Are you ready to bring the next generation into the family business?

Bringing children into the family business can be challenging and rewarding — a topic we discussed in the February 2015 meeting of the Women in Family Business Peer Group at the Conway Center for Family Business.

Here are some tips to streamline the process:

When and criteria

  • At an early age, show them that the family business is a positive thing, not just something to be complained about at the dinner table. Share the joys in your business as well as the complaints.
  • While in school, they should do some sort of job in the business and be compensated so they see some benefit or reward for working in the family business. Watch for passion — what are they interested in? What positions or tasks do they gravitate toward?
  • After graduating from high school they can still work, but you need to decide if they must meet minimum requirements to actually join the business. For some family businesses, children must have a college degree or have worked outside the family business for x number of years. Think about what criteria you want to establish for your family business and then implement it fairly.

Compensation

  • Fair compensation is important: no penalty for being a family member, but also no reward.
  • Pay for performance as you would any other non-family employee.
  • Do not play “someday this will all be yours”…

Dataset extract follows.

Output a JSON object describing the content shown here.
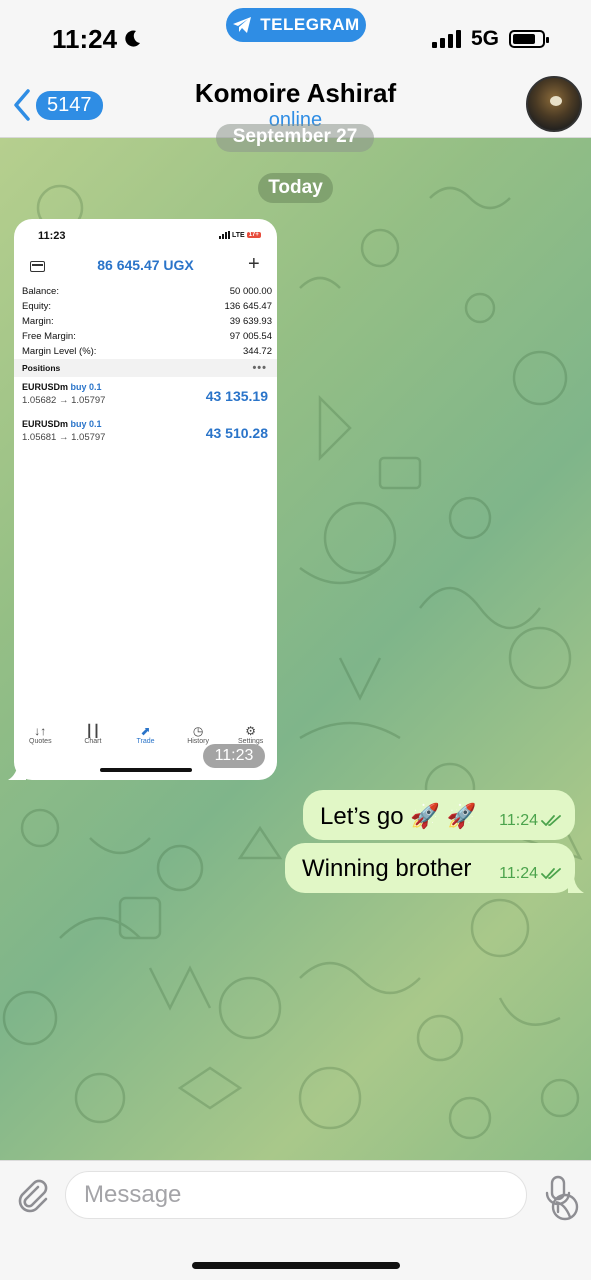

Expectations

  • Discuss expectations early and often. They need to know what they are getting into and what they need to do to succeed. This includes managing “name recognition” and how their actions — professionally and personally — reflect on the family business.
  • Family council meetings should be held before bringing children into the business.
  • Have a plan.

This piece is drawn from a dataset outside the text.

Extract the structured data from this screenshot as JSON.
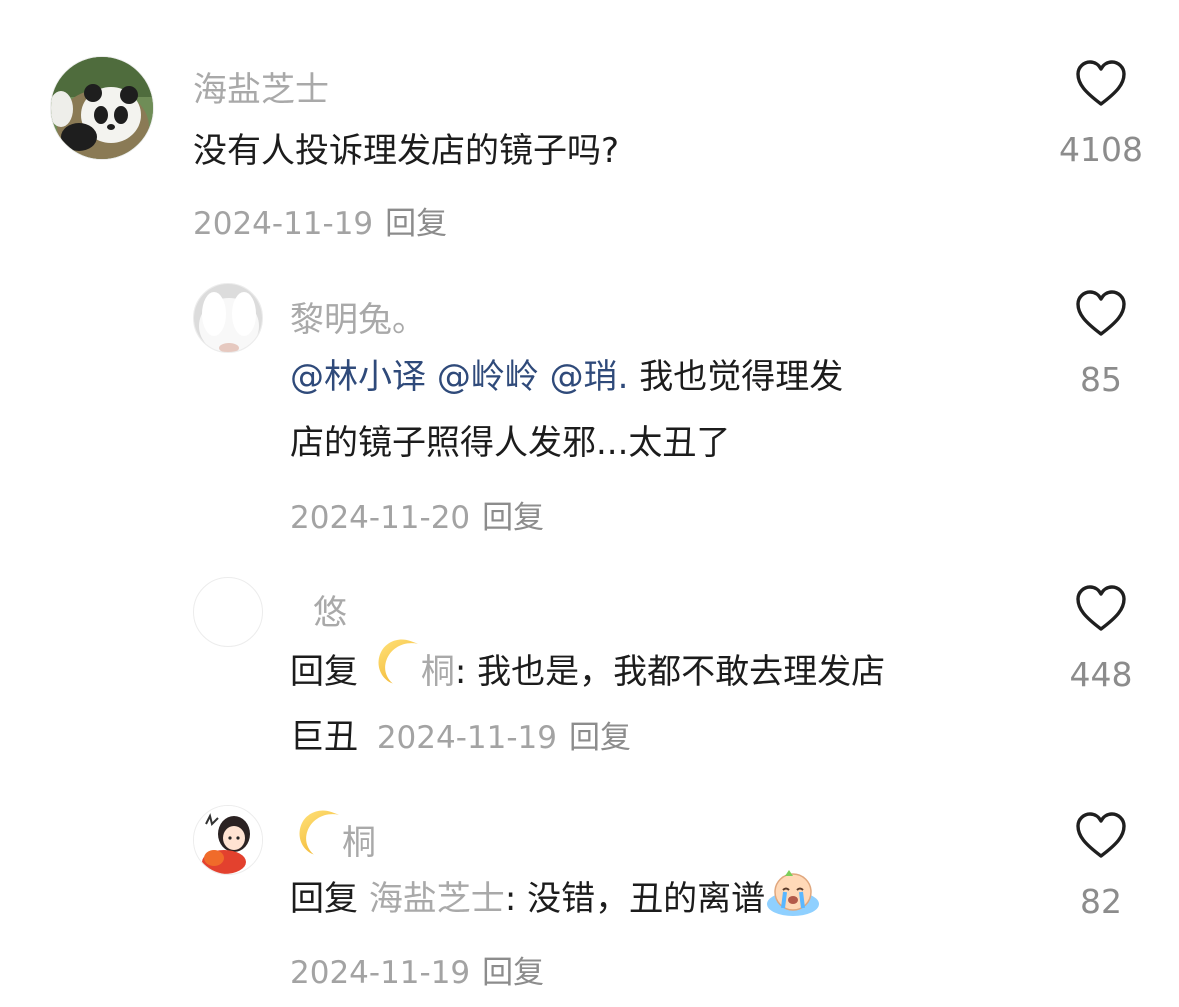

More Tips

  • Have buy-sell agreements in place. They must contain language that allows the owner/founder to “fire” the next generation if they do not meet expectations, even if you think your little “sweetheart” would never let you down!
  • Use first names in the office — not Mom and Dad or other endearments.

Until next time,

Bea Wolper